Those planning to hit the road for the holiday weekend will find themselves with plenty of company.
AAA expects nearly 4 million Californians will travel more than 50 miles or more from their homes during the upcoming Labor Day holiday weekend, up 1.6 percent from last year.
“Californians are more optimistic about their financial situation, and consumer spending continues to outpace disposable income,” said AAA Northern California spokeswoman Cynthia Harris. “This indicates that Californians are willing to take on debt to finance their end-of-the-summer getaway.”
Most Golden State travelers – more than 3.1 million by AAA projections – will drive to their destinations.
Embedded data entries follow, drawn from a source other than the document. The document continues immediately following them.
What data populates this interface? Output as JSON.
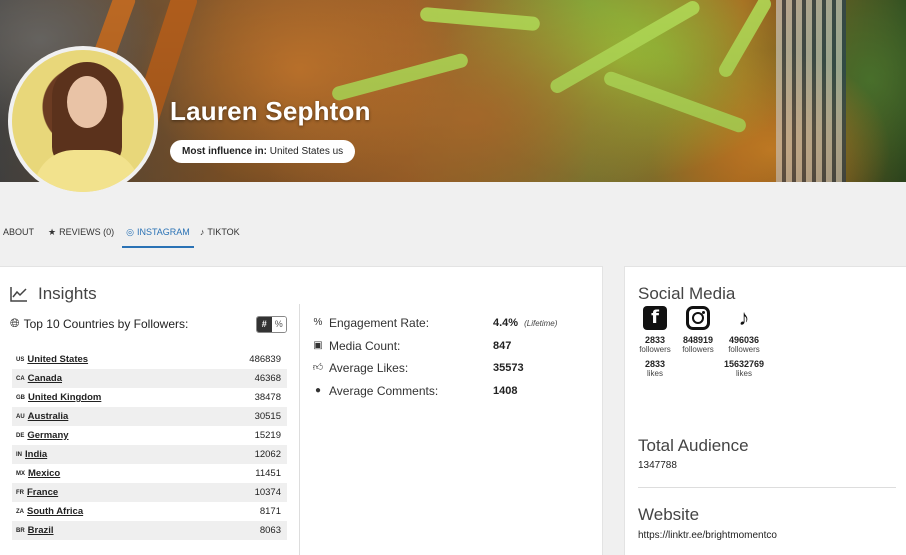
{
  "profile": {
    "name": "Lauren Sephton",
    "influence_label": "Most influence in:",
    "influence_value": "United States us"
  },
  "tabs": [
    {
      "label": "ABOUT",
      "icon": ""
    },
    {
      "label": "REVIEWS (0)",
      "icon": "star-icon"
    },
    {
      "label": "INSTAGRAM",
      "icon": "instagram-icon",
      "active": true
    },
    {
      "label": "TIKTOK",
      "icon": "tiktok-icon"
    }
  ],
  "insights": {
    "title": "Insights",
    "countries_title": "Top 10 Countries by Followers:",
    "toggle": {
      "on": "#",
      "off": "%"
    },
    "countries": [
      {
        "code": "US",
        "name": "United States",
        "value": "486839"
      },
      {
        "code": "CA",
        "name": "Canada",
        "value": "46368"
      },
      {
        "code": "GB",
        "name": "United Kingdom",
        "value": "38478"
      },
      {
        "code": "AU",
        "name": "Australia",
        "value": "30515"
      },
      {
        "code": "DE",
        "name": "Germany",
        "value": "15219"
      },
      {
        "code": "IN",
        "name": "India",
        "value": "12062"
      },
      {
        "code": "MX",
        "name": "Mexico",
        "value": "11451"
      },
      {
        "code": "FR",
        "name": "France",
        "value": "10374"
      },
      {
        "code": "ZA",
        "name": "South Africa",
        "value": "8171"
      },
      {
        "code": "BR",
        "name": "Brazil",
        "value": "8063"
      }
    ],
    "stats": [
      {
        "label": "Engagement Rate:",
        "value": "4.4%",
        "note": "(Lifetime)",
        "icon": "percent-icon"
      },
      {
        "label": "Media Count:",
        "value": "847",
        "note": "",
        "icon": "media-icon"
      },
      {
        "label": "Average Likes:",
        "value": "35573",
        "note": "",
        "icon": "thumbs-up-icon"
      },
      {
        "label": "Average Comments:",
        "value": "1408",
        "note": "",
        "icon": "comment-icon"
      }
    ]
  },
  "social": {
    "title": "Social Media",
    "networks": [
      {
        "name": "facebook",
        "followers": "2833",
        "followers_label": "followers",
        "likes": "2833",
        "likes_label": "likes"
      },
      {
        "name": "instagram",
        "followers": "848919",
        "followers_label": "followers",
        "likes": "",
        "likes_label": ""
      },
      {
        "name": "tiktok",
        "followers": "496036",
        "followers_label": "followers",
        "likes": "15632769",
        "likes_label": "likes"
      }
    ],
    "total_audience_title": "Total Audience",
    "total_audience": "1347788",
    "website_title": "Website",
    "website": "https://linktr.ee/brightmomentco"
  },
  "colors": {
    "accent": "#2a72b5"
  }
}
For those in the Merced area, they’ll be paying roughly $3.74 per gallon for regular gas. That’s a drop of 12 cents from a month ago, and down 1 cent from Labor Day weekend last year.
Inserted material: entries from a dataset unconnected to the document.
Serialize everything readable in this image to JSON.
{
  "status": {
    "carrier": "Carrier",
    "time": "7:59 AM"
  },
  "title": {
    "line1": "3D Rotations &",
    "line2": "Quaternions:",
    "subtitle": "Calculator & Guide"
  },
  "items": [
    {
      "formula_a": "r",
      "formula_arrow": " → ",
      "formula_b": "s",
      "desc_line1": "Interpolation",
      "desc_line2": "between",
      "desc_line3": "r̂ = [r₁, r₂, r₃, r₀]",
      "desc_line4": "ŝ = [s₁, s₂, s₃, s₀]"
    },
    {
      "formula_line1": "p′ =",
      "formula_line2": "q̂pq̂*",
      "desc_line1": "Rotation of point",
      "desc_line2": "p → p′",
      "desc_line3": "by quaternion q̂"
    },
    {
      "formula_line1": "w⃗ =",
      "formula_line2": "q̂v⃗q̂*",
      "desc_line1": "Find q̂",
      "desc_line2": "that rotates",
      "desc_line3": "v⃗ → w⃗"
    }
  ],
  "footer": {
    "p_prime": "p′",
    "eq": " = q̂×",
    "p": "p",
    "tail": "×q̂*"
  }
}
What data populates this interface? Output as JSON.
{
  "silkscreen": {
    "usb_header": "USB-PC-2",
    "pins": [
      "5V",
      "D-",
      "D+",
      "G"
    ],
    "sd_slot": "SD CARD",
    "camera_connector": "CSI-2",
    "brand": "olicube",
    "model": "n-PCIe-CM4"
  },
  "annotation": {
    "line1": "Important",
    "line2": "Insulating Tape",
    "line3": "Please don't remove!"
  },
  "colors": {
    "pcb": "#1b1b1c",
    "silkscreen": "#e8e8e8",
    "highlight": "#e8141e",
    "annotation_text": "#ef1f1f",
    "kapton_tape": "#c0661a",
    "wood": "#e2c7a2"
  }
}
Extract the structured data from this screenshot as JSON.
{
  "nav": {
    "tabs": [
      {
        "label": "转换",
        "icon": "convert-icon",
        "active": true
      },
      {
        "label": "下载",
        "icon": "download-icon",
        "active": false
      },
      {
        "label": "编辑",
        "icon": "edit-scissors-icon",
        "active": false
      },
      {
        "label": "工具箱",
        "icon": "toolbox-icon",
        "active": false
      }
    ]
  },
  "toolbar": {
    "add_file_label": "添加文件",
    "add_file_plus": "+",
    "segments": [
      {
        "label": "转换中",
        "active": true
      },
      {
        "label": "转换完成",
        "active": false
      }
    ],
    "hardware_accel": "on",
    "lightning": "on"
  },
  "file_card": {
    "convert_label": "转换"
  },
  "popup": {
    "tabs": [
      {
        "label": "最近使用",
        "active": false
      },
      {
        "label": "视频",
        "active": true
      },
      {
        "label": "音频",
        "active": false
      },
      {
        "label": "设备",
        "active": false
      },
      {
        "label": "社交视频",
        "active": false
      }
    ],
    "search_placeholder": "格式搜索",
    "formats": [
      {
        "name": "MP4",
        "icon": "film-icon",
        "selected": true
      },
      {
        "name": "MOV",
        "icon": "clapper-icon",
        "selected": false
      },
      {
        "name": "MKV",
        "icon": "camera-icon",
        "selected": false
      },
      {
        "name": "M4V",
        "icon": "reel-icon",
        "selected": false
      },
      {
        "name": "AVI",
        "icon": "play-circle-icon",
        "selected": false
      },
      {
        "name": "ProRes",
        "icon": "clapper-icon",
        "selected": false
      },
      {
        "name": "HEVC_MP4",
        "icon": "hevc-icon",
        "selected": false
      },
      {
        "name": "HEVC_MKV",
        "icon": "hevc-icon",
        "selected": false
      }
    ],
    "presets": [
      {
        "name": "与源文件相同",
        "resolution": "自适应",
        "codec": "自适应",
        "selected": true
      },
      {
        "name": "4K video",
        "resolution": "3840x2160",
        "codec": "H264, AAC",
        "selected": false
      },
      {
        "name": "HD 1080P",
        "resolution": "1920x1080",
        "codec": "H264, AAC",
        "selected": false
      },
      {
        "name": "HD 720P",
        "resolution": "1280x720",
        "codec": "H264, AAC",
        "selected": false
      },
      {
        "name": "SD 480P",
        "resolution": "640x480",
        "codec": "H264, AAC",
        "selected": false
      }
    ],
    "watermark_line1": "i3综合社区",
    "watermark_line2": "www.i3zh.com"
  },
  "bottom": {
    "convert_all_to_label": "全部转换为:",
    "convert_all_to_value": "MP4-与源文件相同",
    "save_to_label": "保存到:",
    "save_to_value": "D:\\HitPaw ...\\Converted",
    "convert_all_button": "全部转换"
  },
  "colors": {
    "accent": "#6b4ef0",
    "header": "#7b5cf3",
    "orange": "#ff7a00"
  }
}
About 500,000 plan to travel by air, and about 300,000 will travel via other modes of transportation, including rail, bus and watercraft.
Nationally, AAA estimated that more than 34.7 million people will travel 50 miles or more during the three-day holiday weekend, a 1.3 percent increase compared with 2013.
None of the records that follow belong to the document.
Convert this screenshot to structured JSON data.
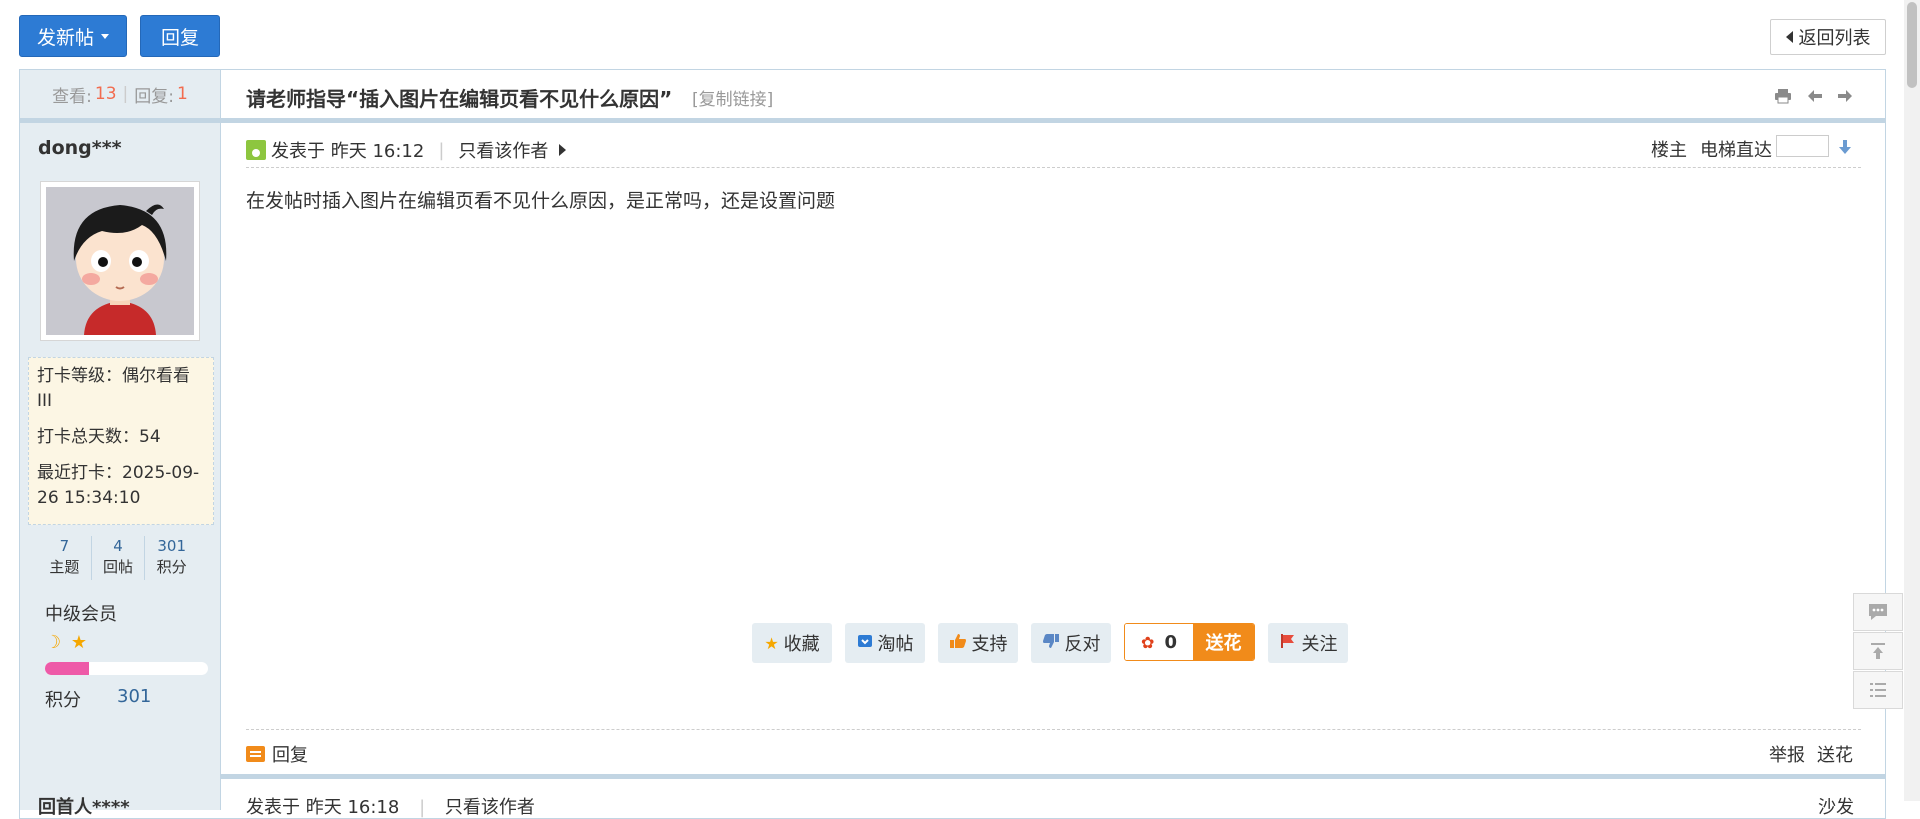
{
  "toolbar": {
    "new_post_label": "发新帖",
    "reply_label": "回复",
    "back_label": "返回列表"
  },
  "thread": {
    "views_label": "查看:",
    "views": "13",
    "replies_label": "回复:",
    "replies": "1",
    "separator": "|",
    "title": "请老师指导“插入图片在编辑页看不见什么原因”",
    "copy_link": "[复制链接]"
  },
  "author": {
    "name": "dong***",
    "checkin_level": "打卡等级：偶尔看看III",
    "checkin_days": "打卡总天数：54",
    "last_checkin": "最近打卡：2025-09-26 15:34:10",
    "stats": [
      {
        "value": "7",
        "label": "主题"
      },
      {
        "value": "4",
        "label": "回帖"
      },
      {
        "value": "301",
        "label": "积分"
      }
    ],
    "group": "中级会员",
    "progress": 0.27,
    "points_label": "积分",
    "points_value": "301"
  },
  "post": {
    "posted_at": "发表于 昨天 16:12",
    "only_author": "只看该作者",
    "floor": "楼主",
    "elevator": "电梯直达",
    "content": "在发帖时插入图片在编辑页看不见什么原因，是正常吗，还是设置问题",
    "actions": {
      "favorite": "收藏",
      "taobao": "淘帖",
      "support": "支持",
      "oppose": "反对",
      "flower_count": "0",
      "send_flower": "送花",
      "follow": "关注"
    },
    "reply": "回复",
    "report": "举报",
    "gift": "送花"
  },
  "next_post": {
    "name": "回首人****",
    "posted_at": "发表于 昨天 16:18",
    "only_author": "只看该作者",
    "floor": "沙发"
  },
  "colors": {
    "accent": "#2d7bd4",
    "sidebar": "#e5edf2",
    "border": "#c2d5e3",
    "orange": "#f18b1a",
    "highlight": "#f26c4f"
  }
}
Those staying in the area will find that though Labor Day is the traditional end of summer, the season doesn’t show any sign of letting go.
National Weather Service forecasters predict highs in the mid-90s throughout the weekend, with overnight temperatures dipping into the low 60s with some light winds.
Conditions are expected to be much the same at Yosemite National Park, where rangers and staff are gearing up for the last busy weekend of the summer.
Labor Day generally draws huge crowds to Yosemite, though in 2013 a massive wildfire that encroached on the park dissuaded many from visiting.
“Last year, with the Rim fire, we definitely saw an impact,” park spokeswoman Kari Cobb said Wednesday. But with clear skies and no rain in the forecast, the park is expecting its typical big turnout.
Though park campgrounds that accept reservations are always hard to come by, spots remain at the first-come, first-served campgrounds that include Camp 4 in Yosemite Valley and Bridalveil Creek near Wawona. Those seeking campgrounds, as well as day visitors, are advised to arrive at the park early, as spaces and parking lots fill up swiftly.
“We’re looking forward to having our last busy weekend of the summer,” Cobb said.